* Required work *
Scan the entries for the word "icon" and return every line that has it.

═══

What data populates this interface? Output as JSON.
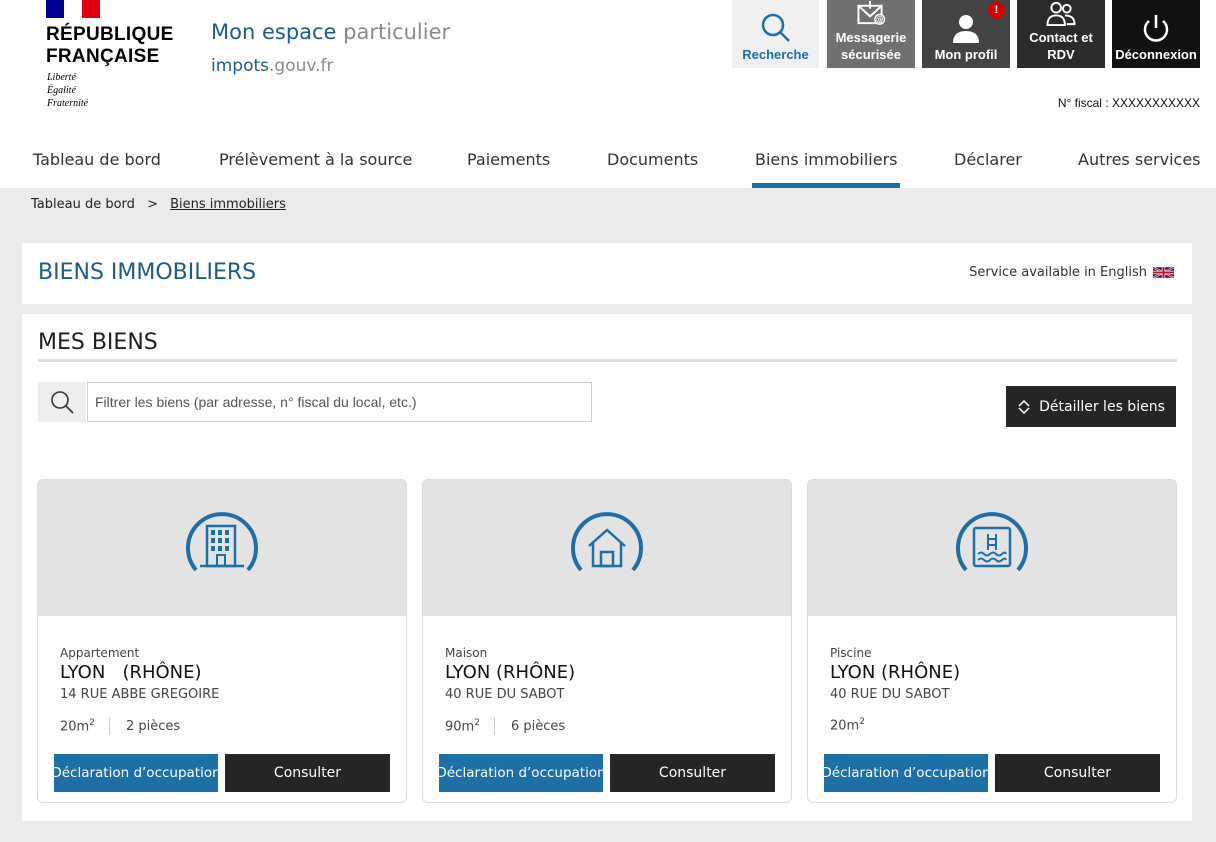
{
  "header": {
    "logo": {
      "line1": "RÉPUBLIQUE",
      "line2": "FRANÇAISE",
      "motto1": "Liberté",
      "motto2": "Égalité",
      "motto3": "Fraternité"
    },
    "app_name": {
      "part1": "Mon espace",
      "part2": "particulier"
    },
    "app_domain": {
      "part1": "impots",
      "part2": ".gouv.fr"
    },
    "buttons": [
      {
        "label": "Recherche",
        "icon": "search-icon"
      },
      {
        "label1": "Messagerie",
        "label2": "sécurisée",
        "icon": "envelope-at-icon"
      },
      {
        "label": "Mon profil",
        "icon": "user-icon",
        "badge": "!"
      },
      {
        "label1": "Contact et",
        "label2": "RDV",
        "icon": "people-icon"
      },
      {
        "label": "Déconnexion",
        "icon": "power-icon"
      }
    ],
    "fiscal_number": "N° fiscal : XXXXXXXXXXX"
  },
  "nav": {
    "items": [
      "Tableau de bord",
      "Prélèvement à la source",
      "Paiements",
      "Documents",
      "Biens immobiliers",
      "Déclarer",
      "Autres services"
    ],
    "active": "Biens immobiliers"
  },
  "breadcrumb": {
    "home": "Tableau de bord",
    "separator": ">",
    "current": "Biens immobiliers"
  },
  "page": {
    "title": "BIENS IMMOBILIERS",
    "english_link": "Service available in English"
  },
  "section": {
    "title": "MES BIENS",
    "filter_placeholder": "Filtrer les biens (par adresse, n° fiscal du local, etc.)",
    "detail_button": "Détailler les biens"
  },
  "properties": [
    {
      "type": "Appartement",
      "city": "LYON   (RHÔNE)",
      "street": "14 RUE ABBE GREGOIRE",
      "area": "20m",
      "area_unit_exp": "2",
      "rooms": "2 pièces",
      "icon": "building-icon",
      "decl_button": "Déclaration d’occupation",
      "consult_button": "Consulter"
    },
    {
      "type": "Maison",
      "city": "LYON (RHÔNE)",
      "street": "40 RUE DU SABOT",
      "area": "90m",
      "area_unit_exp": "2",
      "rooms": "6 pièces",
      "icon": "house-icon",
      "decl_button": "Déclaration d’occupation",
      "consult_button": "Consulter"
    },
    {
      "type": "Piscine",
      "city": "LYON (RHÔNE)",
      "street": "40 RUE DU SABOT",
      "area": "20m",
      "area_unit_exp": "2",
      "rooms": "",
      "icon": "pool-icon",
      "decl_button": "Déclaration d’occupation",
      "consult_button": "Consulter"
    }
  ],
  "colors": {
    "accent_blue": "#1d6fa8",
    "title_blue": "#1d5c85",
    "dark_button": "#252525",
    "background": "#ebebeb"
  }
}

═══

* Expected answer *
        "icon": "search-icon"
        "icon": "envelope-at-icon"
        "icon": "user-icon",
        "icon": "people-icon"
        "icon": "power-icon"
      "icon": "building-icon",
      "icon": "house-icon",
      "icon": "pool-icon",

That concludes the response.